  • With respect to auto credit and leasing: (1) initiating an action in federal district court involving the alleged failure of four auto dealers to disclose required credit and leasing terms in social media advertisements, and (2) mailing checks as redress to consumers following the settlement of a federal court action against nine dealerships and owners who had allegedly used advertisements that made misleading claims about the availability of vehicles at the advertised prices and financing terms.  The dealerships and owners were alleged to have violated TILA and Regulation Z by not clearly disclosing required credit information in advertisements.
  • With respect to payday lending: (1) the affirmance by the Ninth Circuit of a “record-setting” $1.3 billion dollar district court judgment and order against an individual and several corporate defendants for alleged TILA and FTC Act violations in connection with payday loans, and (2) mailing checks to consumers following the settlement of charges against two individuals and their companies who had allegedly made unauthorized loans to consumers and provided incorrect disclosures in connection with such loans.
  • With respect to consumer electronics financing, the FTC continued litigation against a consumer electronics retailer for violating a consent order that settled allegations that the retailer had violated TILA by failing to provide written disclosures and account statements to consumers.

The FTC reported that its TILA and CLA research and policy efforts included (1) conducting a study of consumers’ experiences related to buying and financing automobiles at dealerships, (2) working on military consumer protection issues through its Military Task Force, (3) hosting a symposium on the economics of consumer protection, and (4) issuing blog posts providing information to consumers and businesses.

Regulation E/EFTA. The FTC’s Regulation E enforcement actions included seven new or ongoing cases.  Six cases involved negative options and the payment terms that automatically applied absent cancellation for which the companies involved allegedly had not obtained proper written authorization under Regulation E or provided copies of written authorizations to consumers.  One case involved allegations that a consumer electronics retailer had conditioned the extension of credit on mandatory preauthorized transfers in violation of the EFTA and Regulation E.

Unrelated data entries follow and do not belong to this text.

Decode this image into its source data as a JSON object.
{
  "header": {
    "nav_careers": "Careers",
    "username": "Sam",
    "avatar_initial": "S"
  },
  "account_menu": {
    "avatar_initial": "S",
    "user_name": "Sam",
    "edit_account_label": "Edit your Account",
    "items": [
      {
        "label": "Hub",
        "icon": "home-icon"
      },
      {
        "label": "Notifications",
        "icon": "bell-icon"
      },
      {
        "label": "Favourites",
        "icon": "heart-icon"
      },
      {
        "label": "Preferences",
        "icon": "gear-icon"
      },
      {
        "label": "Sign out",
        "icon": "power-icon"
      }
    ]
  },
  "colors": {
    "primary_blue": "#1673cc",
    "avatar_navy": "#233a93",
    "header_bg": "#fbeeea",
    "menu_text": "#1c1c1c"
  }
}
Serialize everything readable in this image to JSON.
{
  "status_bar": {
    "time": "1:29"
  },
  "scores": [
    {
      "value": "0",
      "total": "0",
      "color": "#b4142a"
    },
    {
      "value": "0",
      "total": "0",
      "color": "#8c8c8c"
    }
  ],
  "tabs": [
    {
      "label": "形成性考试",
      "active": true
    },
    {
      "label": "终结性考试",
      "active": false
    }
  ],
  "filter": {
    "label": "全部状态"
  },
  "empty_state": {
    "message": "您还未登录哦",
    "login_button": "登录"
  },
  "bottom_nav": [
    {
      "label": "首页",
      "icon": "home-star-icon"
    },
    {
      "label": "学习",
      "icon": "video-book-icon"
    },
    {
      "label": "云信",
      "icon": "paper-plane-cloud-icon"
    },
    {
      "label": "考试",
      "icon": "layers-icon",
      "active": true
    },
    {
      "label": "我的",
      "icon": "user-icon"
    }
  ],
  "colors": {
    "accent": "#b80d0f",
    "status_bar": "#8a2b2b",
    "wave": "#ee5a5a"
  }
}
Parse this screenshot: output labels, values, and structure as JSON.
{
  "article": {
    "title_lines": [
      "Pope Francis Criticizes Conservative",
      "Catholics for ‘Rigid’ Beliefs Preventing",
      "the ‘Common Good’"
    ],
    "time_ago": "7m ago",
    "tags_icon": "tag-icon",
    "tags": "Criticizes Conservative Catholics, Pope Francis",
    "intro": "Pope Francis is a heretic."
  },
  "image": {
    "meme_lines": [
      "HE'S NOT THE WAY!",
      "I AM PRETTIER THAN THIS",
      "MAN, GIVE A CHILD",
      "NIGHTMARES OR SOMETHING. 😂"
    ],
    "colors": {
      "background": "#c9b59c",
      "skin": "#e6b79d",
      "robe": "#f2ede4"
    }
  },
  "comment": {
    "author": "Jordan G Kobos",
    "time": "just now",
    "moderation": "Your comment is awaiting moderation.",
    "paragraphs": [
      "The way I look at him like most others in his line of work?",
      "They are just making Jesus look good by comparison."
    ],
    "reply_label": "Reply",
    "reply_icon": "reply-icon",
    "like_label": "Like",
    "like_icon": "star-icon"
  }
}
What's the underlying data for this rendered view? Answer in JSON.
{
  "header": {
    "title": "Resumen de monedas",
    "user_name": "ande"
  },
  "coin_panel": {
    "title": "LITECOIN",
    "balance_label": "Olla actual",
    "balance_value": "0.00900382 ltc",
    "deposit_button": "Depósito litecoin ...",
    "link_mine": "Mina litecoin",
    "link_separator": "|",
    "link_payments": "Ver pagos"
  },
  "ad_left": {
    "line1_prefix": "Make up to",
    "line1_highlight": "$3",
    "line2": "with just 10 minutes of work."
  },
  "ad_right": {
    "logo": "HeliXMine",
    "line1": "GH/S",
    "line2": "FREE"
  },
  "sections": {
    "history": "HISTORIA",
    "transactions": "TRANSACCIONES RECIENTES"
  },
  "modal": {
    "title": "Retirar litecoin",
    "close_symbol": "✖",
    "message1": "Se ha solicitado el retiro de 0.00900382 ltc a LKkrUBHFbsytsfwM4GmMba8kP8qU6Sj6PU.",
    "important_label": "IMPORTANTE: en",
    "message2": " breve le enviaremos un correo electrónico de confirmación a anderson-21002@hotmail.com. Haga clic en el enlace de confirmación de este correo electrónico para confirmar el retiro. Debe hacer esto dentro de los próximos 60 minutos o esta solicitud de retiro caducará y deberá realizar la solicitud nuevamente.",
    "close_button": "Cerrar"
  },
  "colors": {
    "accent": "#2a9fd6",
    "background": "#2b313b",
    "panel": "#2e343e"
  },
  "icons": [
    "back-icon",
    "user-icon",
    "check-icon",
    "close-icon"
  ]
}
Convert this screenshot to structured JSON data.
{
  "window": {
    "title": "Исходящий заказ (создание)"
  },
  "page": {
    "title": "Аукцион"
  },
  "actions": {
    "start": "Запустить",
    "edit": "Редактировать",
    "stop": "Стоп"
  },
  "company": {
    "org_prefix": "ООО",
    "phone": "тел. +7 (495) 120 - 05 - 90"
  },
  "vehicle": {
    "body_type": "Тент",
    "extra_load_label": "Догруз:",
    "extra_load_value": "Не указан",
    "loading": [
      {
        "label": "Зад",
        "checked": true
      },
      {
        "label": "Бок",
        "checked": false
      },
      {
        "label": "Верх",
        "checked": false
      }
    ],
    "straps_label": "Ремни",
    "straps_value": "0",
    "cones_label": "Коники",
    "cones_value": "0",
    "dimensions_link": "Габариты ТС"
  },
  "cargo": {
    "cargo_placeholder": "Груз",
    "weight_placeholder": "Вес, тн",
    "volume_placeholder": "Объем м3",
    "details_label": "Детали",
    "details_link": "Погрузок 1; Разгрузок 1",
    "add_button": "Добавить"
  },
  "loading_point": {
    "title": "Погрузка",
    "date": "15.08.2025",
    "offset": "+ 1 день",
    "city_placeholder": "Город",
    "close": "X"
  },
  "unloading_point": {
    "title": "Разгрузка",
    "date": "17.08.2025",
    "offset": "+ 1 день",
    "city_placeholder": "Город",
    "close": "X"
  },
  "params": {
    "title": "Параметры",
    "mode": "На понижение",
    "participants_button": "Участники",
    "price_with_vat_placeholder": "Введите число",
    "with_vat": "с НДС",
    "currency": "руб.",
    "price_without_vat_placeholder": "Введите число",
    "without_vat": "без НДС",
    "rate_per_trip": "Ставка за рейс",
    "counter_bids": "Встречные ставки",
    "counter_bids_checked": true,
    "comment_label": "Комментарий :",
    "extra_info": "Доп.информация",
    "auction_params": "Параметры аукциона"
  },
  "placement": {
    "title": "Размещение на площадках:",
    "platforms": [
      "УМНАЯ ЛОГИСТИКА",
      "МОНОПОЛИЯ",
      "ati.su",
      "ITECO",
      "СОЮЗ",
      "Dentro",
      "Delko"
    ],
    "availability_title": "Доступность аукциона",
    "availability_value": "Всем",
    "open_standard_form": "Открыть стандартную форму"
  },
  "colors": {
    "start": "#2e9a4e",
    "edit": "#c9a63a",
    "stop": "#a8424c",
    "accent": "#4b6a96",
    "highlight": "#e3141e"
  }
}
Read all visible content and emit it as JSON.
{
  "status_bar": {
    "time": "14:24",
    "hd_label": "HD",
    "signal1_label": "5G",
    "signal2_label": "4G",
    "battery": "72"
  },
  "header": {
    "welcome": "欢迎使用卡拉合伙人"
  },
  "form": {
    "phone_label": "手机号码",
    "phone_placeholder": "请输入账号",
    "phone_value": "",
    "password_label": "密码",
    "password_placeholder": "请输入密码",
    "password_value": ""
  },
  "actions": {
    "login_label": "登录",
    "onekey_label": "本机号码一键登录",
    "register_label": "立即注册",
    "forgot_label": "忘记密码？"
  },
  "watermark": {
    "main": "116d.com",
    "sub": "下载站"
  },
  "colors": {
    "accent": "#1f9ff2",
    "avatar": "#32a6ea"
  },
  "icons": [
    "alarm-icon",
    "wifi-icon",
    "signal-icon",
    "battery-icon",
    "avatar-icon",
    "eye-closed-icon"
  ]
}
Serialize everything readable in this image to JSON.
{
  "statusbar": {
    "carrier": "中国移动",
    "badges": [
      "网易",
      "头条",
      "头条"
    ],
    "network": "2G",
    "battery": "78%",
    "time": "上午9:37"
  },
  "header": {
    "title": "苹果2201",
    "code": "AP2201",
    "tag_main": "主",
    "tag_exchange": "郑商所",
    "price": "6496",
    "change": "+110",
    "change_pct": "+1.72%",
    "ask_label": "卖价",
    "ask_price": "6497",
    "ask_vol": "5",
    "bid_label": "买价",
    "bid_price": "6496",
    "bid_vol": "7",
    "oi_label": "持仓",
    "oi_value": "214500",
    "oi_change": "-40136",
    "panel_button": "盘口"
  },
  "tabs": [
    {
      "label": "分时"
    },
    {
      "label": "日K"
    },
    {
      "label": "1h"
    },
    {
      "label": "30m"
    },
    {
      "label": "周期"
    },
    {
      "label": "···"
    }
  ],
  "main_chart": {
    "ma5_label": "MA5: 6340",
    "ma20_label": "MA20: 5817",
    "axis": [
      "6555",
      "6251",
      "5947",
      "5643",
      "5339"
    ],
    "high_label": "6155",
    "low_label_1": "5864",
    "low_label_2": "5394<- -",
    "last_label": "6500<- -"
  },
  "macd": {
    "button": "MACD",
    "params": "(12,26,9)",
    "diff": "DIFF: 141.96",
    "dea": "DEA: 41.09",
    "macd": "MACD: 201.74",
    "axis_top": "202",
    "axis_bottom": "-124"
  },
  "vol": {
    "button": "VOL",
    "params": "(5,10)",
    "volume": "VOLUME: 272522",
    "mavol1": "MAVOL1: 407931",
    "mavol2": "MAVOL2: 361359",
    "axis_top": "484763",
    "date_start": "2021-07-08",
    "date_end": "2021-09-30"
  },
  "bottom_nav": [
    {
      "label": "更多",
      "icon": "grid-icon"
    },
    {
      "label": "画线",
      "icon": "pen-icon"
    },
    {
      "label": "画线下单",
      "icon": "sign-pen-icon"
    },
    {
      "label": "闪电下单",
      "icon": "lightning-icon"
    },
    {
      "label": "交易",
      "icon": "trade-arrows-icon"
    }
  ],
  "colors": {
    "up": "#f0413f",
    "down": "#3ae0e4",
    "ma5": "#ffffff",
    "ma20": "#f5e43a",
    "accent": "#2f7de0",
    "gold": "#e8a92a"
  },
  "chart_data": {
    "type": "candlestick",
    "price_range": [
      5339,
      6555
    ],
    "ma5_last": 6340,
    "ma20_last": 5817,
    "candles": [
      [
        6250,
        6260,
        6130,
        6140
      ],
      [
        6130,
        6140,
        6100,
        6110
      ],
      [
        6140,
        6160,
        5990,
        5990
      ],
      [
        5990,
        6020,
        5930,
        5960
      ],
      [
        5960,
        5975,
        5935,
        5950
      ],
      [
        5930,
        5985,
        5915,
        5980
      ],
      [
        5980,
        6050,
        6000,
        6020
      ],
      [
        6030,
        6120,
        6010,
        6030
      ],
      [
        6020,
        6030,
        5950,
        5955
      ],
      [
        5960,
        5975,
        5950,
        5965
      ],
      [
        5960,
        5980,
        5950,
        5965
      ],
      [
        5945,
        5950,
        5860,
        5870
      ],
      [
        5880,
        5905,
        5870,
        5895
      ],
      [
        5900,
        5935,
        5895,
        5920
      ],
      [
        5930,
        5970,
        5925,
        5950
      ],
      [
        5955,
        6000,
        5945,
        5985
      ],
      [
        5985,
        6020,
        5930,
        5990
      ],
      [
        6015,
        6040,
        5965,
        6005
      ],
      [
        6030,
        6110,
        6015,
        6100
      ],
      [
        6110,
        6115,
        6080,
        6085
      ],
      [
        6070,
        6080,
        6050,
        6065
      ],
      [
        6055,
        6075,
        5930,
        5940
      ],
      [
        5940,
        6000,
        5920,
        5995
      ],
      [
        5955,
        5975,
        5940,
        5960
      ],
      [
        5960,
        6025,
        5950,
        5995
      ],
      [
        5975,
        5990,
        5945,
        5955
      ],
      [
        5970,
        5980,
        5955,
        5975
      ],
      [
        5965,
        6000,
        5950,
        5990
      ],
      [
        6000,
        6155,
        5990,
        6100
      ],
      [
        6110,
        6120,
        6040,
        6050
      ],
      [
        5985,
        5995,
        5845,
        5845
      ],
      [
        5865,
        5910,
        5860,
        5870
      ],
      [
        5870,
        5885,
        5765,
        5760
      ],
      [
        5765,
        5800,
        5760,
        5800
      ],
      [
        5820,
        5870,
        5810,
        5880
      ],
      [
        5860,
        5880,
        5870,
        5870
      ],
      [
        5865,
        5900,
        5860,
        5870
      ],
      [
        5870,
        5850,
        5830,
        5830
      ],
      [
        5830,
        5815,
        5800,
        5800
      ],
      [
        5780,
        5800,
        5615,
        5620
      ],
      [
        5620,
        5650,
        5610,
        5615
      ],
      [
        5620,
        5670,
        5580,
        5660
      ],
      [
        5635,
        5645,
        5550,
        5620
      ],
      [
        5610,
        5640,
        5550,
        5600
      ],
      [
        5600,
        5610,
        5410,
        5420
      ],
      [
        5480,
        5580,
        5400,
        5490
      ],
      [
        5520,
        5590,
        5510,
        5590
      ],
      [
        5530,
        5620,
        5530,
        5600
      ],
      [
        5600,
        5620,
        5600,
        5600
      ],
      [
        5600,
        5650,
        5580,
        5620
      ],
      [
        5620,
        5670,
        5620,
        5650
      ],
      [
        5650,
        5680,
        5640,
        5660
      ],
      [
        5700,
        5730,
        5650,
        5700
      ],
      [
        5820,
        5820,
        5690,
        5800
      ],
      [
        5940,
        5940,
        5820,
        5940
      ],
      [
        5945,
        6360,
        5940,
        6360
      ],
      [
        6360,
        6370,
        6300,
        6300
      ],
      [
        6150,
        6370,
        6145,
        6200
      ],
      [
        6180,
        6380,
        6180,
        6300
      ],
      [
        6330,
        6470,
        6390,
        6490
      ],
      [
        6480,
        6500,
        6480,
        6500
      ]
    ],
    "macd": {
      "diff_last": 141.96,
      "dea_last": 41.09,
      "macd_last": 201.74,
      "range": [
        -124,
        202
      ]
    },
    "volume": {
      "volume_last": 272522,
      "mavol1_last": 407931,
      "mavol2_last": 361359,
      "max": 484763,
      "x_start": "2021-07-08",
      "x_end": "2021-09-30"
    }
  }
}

With respect to EFTA research and policy work, the FTC worked with a Department of Defense interagency group and the ABA on electronic fund transfer issues, including issues relating to preauthorized electronic fund transfers in the military lending rule.